* ACTIVITY
Could you copy out every line of the data where the word "photo" occurs?

* EXTRACTED MATERIAL

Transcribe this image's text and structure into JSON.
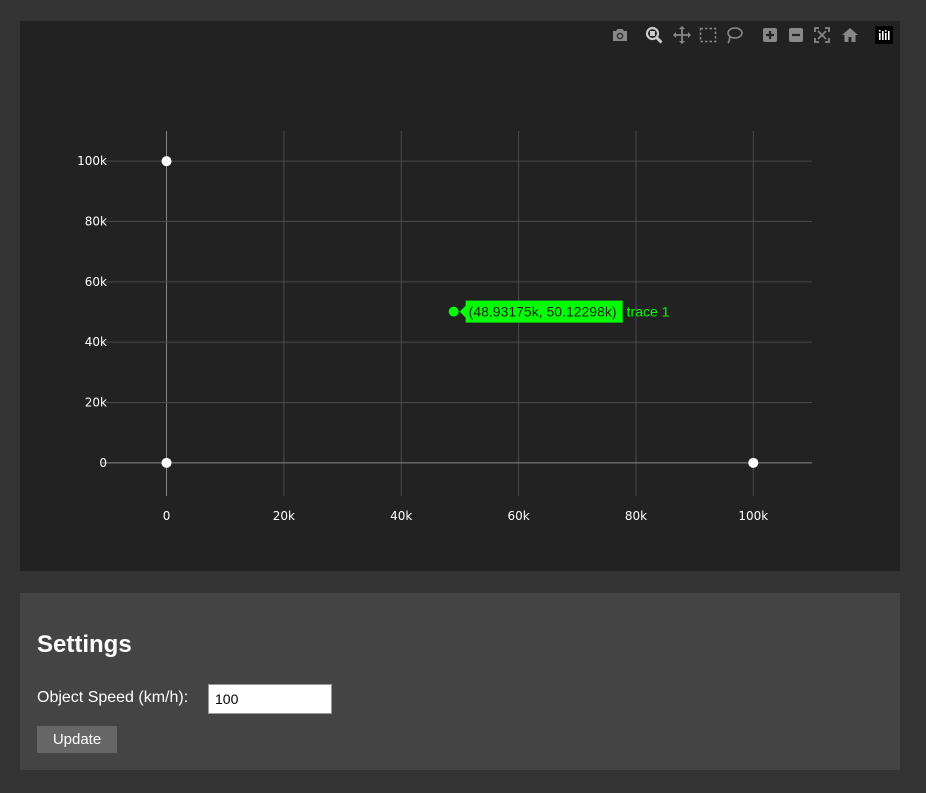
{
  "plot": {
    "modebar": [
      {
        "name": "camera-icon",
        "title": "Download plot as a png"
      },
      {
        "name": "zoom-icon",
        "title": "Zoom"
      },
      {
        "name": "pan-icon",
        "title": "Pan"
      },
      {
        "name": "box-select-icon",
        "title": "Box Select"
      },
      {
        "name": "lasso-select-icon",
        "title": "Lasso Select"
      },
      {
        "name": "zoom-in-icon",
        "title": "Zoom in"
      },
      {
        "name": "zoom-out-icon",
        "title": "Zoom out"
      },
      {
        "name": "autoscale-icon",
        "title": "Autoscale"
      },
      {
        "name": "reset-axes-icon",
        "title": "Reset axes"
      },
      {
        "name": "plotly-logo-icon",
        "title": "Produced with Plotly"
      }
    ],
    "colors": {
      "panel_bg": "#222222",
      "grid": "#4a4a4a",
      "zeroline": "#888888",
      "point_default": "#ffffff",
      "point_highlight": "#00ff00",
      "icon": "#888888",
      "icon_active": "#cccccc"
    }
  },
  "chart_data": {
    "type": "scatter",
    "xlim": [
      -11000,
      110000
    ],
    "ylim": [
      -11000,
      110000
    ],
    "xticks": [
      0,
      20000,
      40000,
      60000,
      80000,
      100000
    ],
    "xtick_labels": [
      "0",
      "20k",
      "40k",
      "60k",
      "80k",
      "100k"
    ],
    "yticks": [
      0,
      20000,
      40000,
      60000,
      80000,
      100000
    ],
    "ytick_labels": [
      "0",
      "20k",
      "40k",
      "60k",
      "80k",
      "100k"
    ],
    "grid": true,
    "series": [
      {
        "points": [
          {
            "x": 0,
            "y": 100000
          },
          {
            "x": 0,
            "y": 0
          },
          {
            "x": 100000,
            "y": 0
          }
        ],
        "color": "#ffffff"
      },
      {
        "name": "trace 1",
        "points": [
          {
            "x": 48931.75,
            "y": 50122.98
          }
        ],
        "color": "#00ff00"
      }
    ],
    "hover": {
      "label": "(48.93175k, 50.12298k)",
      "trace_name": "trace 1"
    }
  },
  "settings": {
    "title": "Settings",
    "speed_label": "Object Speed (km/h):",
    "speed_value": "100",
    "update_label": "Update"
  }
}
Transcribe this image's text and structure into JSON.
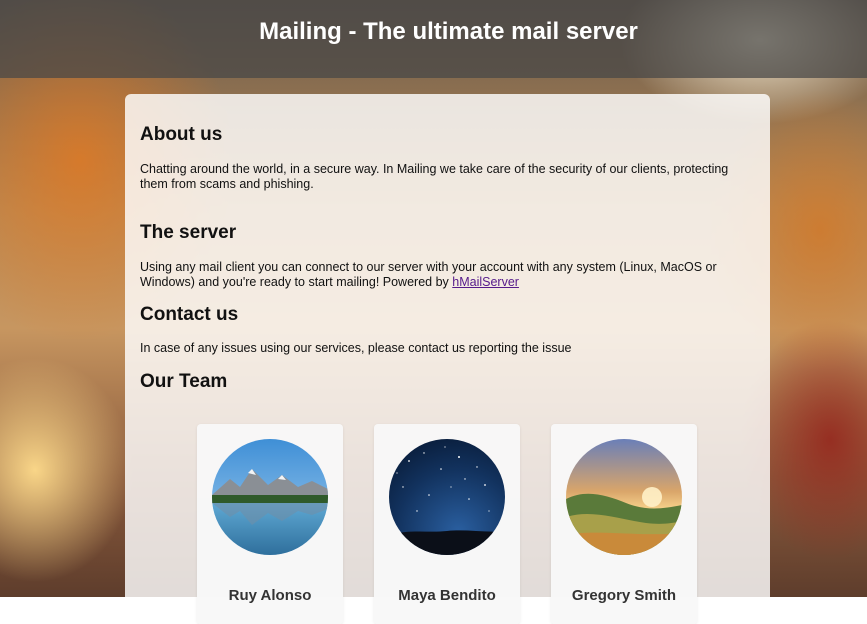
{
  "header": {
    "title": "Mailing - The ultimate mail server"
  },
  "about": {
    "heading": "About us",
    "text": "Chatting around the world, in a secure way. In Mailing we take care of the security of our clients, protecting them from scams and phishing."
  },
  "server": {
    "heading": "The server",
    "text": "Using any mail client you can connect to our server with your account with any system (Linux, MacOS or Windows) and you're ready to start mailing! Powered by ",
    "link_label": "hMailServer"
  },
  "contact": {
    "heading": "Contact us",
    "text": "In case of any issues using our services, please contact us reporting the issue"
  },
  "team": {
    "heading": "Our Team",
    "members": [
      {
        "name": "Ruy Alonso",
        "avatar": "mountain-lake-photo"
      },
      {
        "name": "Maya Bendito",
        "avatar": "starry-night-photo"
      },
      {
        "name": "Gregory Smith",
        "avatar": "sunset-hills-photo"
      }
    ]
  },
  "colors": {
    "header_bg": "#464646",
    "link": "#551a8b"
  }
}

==

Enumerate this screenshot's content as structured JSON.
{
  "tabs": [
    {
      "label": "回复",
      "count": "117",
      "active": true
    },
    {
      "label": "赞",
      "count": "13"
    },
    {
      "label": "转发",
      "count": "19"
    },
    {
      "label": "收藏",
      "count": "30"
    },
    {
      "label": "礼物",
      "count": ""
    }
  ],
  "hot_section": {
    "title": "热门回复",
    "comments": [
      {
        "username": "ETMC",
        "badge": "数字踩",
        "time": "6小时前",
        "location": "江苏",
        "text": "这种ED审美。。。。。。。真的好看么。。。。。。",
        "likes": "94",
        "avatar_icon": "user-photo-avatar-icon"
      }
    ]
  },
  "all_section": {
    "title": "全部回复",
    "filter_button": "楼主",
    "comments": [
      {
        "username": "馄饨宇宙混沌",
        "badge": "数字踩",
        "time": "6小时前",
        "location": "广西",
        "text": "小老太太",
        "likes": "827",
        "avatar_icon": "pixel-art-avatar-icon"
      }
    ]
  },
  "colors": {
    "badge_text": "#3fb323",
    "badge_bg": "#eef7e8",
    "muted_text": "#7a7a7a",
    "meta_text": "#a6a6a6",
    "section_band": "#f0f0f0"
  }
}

* RESULT OF THIS EXERCISE
        "avatar": "mountain-lake-photo"
        "avatar": "starry-night-photo"
        "avatar": "sunset-hills-photo"
        "avatar_icon": "user-photo-avatar-icon"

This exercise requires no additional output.